Provide your dog with plenty of positive reinforcement and even treats to help associate nail clipping with a positive experience. As you start to clip, gently press on your dog’s paws to help him become accustomed to the feeling of having his nails clipped. Then, work gradually, shaving down just a thin portion of the nail at first to make sure you don’t reach the quick. Clip one nail, reward your dog with a treat, and stop to give him some positive reinforcement before moving on. Gradually increase the number of nails you clip in one sitting to help your dog get used to the process. Never trim extremely long nails down to a short nail in one sitting, because this is an excellent way to accidently quick the dog’s nail. Instead, work gradually, shaving small portions of your dog’s nails off each time.

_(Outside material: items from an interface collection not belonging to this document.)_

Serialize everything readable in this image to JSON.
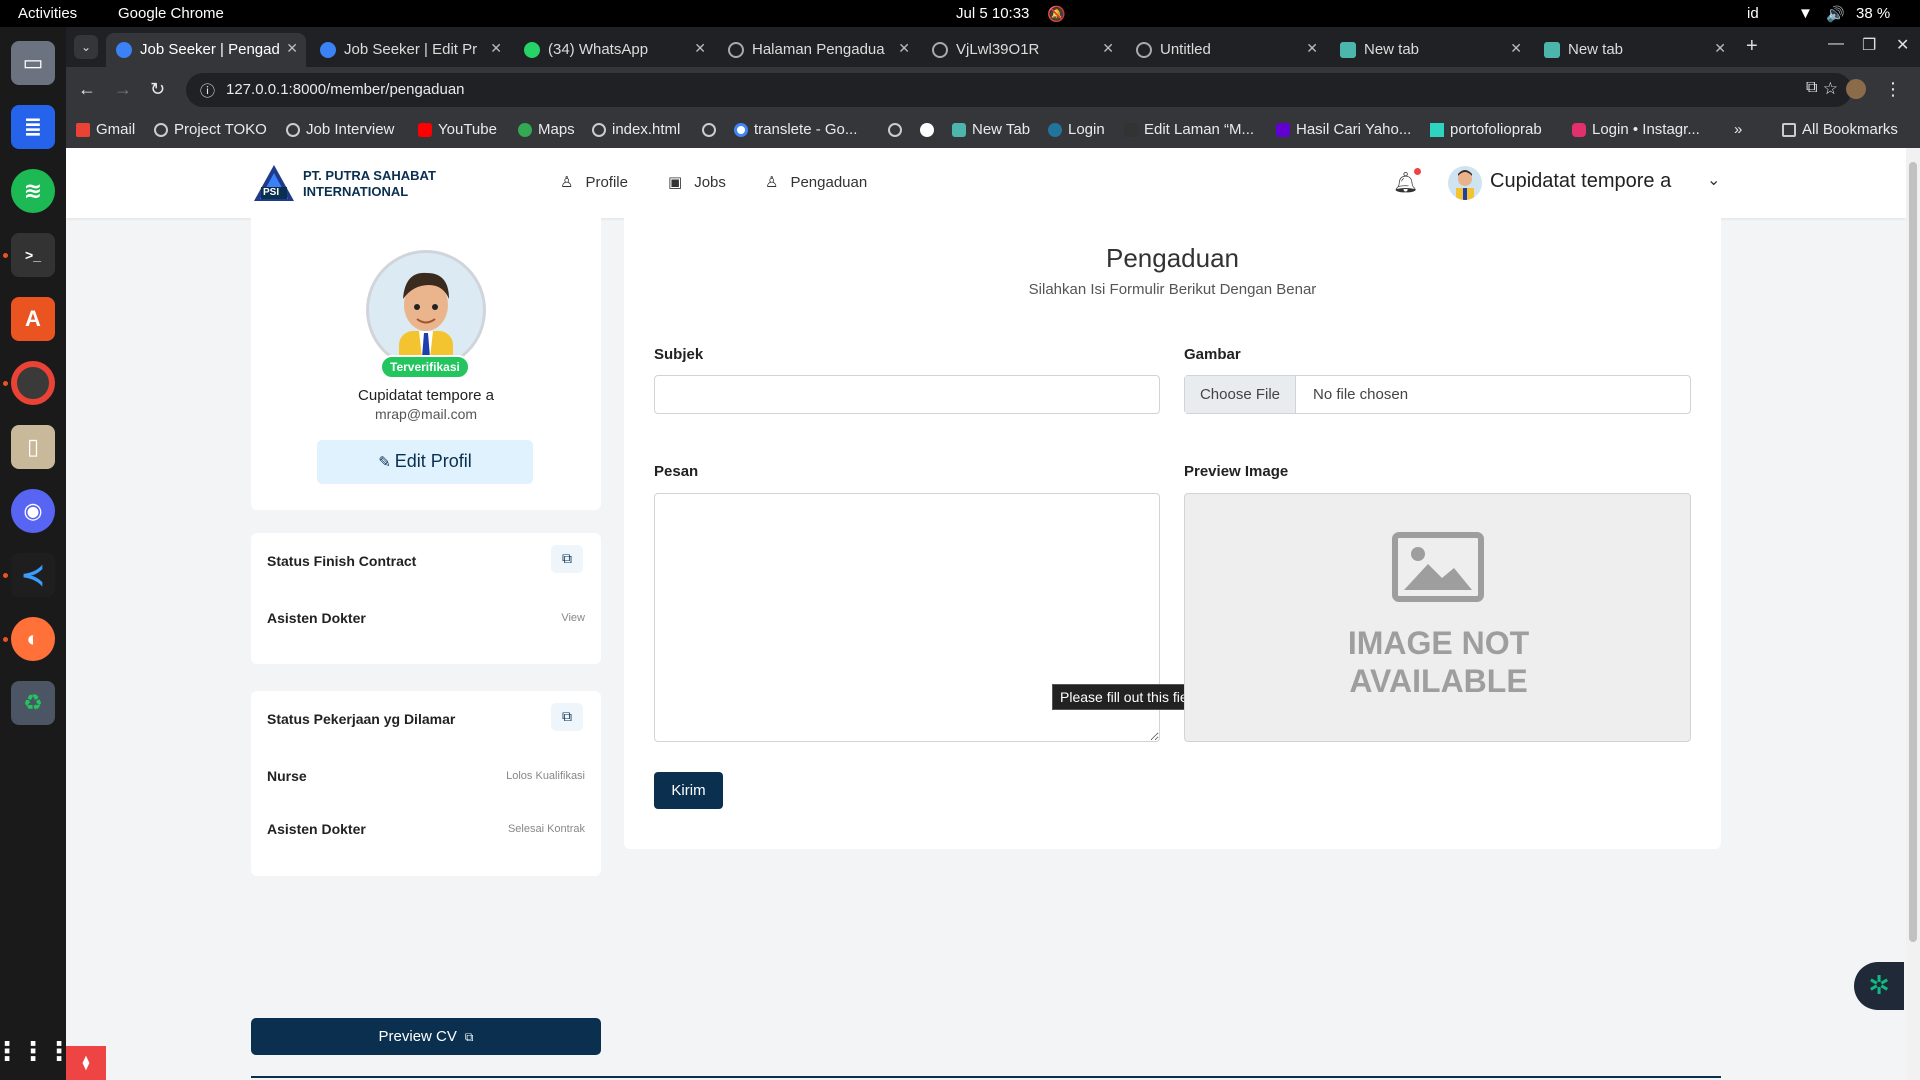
{
  "system_bar": {
    "activities": "Activities",
    "app": "Google Chrome",
    "clock": "Jul 5  10:33",
    "lang": "id",
    "battery": "38 %"
  },
  "tabs": [
    {
      "title": "Job Seeker | Pengaduan",
      "active": true
    },
    {
      "title": "Job Seeker | Edit Pr",
      "active": false
    },
    {
      "title": "(34) WhatsApp",
      "active": false
    },
    {
      "title": "Halaman Pengadua",
      "active": false
    },
    {
      "title": "VjLwl39O1R",
      "active": false
    },
    {
      "title": "Untitled",
      "active": false
    },
    {
      "title": "New tab",
      "active": false
    },
    {
      "title": "New tab",
      "active": false
    }
  ],
  "url": "127.0.0.1:8000/member/pengaduan",
  "bookmarks": [
    "Gmail",
    "Project TOKO",
    "Job Interview",
    "YouTube",
    "Maps",
    "index.html",
    "",
    "translete - Go...",
    "",
    "",
    "New Tab",
    "Login",
    "Edit Laman “M...",
    "Hasil Cari Yaho...",
    "portofolioprab",
    "Login • Instagr..."
  ],
  "bookmarks_more": "»",
  "all_bookmarks": "All Bookmarks",
  "brand": {
    "line1": "PT. PUTRA SAHABAT",
    "line2": "INTERNATIONAL",
    "logo_text": "PSI"
  },
  "nav": {
    "profile": "Profile",
    "jobs": "Jobs",
    "pengaduan": "Pengaduan"
  },
  "user": {
    "name": "Cupidatat tempore a",
    "email": "mrap@mail.com",
    "badge": "Terverifikasi"
  },
  "profile_card": {
    "edit_label": "Edit Profil"
  },
  "finish_contract": {
    "title": "Status Finish Contract",
    "items": [
      {
        "name": "Asisten Dokter",
        "status": "View"
      }
    ]
  },
  "applied_jobs": {
    "title": "Status Pekerjaan yg Dilamar",
    "items": [
      {
        "name": "Nurse",
        "status": "Lolos Kualifikasi"
      },
      {
        "name": "Asisten Dokter",
        "status": "Selesai Kontrak"
      }
    ]
  },
  "preview_cv": "Preview CV",
  "form": {
    "title": "Pengaduan",
    "subtitle": "Silahkan Isi Formulir Berikut Dengan Benar",
    "subject_label": "Subjek",
    "subject_value": "",
    "image_label": "Gambar",
    "choose_file": "Choose File",
    "no_file": "No file chosen",
    "message_label": "Pesan",
    "message_value": "",
    "preview_label": "Preview Image",
    "image_na_line1": "IMAGE NOT",
    "image_na_line2": "AVAILABLE",
    "submit": "Kirim",
    "tooltip": "Please fill out this field."
  },
  "colors": {
    "primary": "#0a2f4f",
    "badge": "#22c55e",
    "edit_bg": "#e0f2fe"
  }
}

You can tell if you’re getting close to the quick by the texture of your dog’s nail. The nail is hard closer to the surface and becomes softer as you get closer to the quick. If your dog’s nail starts to feel softer, that’s a good indication that you’re getting close to the quick.

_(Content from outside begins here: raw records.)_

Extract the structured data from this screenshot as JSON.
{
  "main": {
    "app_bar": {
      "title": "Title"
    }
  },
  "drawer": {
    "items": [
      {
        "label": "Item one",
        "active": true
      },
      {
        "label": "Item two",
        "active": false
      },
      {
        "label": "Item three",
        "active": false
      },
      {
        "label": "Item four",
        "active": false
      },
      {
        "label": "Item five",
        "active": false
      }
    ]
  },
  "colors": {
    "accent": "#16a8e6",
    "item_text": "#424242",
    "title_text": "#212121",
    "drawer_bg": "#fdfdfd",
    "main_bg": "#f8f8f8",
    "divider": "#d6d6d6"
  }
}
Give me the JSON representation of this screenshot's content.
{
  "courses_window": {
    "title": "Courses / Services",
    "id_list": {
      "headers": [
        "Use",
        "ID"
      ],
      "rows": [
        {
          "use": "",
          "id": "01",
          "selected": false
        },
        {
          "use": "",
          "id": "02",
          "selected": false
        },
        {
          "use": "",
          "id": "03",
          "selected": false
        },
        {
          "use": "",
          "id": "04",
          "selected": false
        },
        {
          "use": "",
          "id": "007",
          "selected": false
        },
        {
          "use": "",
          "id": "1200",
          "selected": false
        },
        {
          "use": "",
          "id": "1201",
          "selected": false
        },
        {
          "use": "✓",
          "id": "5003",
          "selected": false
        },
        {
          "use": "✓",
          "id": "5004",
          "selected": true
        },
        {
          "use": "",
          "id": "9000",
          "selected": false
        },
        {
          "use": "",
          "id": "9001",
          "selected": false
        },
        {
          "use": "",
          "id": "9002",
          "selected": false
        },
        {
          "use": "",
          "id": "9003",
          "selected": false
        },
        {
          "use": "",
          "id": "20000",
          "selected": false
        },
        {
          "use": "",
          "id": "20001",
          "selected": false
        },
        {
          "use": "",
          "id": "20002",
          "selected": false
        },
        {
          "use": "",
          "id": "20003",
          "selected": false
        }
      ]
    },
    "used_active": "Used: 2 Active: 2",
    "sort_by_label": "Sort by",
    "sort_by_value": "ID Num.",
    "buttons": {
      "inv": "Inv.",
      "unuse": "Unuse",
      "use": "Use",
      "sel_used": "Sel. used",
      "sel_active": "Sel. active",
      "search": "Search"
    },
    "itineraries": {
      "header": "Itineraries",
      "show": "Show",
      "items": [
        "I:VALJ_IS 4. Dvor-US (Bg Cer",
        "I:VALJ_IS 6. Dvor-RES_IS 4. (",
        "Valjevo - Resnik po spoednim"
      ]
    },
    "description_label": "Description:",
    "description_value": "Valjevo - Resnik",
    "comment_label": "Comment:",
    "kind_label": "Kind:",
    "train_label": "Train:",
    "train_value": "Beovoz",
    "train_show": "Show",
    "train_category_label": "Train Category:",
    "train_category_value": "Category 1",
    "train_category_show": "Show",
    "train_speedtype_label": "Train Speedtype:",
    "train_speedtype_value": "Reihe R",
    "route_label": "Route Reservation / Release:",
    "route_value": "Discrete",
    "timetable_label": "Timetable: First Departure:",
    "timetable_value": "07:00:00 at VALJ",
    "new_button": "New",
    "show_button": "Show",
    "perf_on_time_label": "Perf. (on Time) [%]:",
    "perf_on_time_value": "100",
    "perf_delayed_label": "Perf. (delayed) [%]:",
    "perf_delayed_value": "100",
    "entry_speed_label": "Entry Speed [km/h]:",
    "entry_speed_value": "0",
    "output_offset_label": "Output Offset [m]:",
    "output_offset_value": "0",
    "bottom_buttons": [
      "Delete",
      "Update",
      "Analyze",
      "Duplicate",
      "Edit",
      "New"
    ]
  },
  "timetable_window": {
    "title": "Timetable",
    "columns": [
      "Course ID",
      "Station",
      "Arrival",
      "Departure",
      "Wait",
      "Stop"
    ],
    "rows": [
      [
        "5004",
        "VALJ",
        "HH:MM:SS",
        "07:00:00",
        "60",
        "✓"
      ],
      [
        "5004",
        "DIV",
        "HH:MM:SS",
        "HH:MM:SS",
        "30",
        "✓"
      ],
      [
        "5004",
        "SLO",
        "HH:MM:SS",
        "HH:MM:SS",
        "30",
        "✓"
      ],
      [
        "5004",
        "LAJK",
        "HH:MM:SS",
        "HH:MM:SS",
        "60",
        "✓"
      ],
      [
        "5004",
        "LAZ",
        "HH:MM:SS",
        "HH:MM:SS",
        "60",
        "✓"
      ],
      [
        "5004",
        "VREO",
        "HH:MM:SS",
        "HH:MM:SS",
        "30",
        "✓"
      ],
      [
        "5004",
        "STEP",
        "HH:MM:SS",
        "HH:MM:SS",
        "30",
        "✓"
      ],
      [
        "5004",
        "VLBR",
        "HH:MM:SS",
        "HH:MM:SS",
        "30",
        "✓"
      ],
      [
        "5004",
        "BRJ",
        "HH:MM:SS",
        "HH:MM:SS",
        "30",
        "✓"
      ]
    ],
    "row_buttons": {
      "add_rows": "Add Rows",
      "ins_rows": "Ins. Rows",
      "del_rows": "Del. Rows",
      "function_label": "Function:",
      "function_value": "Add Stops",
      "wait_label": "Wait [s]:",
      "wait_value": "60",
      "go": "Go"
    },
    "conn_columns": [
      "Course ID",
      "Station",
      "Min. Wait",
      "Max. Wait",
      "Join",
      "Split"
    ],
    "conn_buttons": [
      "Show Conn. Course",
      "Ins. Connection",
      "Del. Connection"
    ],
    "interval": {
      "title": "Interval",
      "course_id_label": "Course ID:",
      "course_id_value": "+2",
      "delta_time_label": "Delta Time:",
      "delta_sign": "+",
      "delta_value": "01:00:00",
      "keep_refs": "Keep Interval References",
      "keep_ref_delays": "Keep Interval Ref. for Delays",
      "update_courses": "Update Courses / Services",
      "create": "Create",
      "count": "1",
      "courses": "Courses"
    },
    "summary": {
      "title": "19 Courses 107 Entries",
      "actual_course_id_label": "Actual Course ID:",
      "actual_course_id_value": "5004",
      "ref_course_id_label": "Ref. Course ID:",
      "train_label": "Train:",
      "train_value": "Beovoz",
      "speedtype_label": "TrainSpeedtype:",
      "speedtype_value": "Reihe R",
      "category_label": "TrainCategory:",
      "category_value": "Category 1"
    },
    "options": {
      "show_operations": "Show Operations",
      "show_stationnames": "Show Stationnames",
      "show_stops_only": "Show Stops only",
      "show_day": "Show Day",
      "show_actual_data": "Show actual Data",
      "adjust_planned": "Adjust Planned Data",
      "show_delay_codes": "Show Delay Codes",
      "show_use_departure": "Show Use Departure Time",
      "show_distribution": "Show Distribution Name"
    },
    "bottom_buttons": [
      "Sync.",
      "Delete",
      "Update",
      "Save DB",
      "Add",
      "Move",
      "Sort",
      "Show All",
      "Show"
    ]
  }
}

Not all breeds and coat styles require routine trimming in and around the eyes and ears but all should undergo regular inspection and cleaning around these sensitive areas. Doing so will help prevent the development of infections that could seriously damage these amazing organs.
It is always important to routinely clean your dog's eyes and ears, and examine for potential infections. Small dogs, like Dachshunds, Cavalier King Charles Spaniels, Papillions and Japanese Chins, and dogs with hanging ears like the Saluki, have sensitive ears that need to be checked weekly for infection and cleaned with a cotton ball. Gently wipe a cotton ball moistened with mineral oil, olive oil or witch hazel in your dog's ear, being careful to avoid the ear canal. Never use a Q-Tip, which could cause damage to the inner ear if your dog suddenly shakes or jerks his head. Bushy hair growth within the ear can be thinned with tweezers or blunt scissors. Use a small trimmer to trim excess hair around the eyes, ears and face. Small dogs like Papillions and Cavalier King Charles Spaniels are prone to developing tear stains around their eyes, so clean around their eyes with a cotton ball or soft cloth and use a small trimmer to trim excess hair around their eyes.
Many owners do not realize how important it is to brush your pet’s teeth on a regular basis. Some dogs are prone to dental problems and sensitive teeth, especially small dogs with tiny teeth and dogs with special diets. These problems can be easily combatted with frequent brushing.
Cavities are rare with dogs but gum disease caused by tartar buildup is not, which is why they require regular brushing with toothpaste and a toothbrush formulated specifically for dogs. While daily brushing is ideal, doing so on a weekly basis will be a big help in avoiding the need to bring your dog to a veterinarian for a cleaning, which usually has to be done under sedation.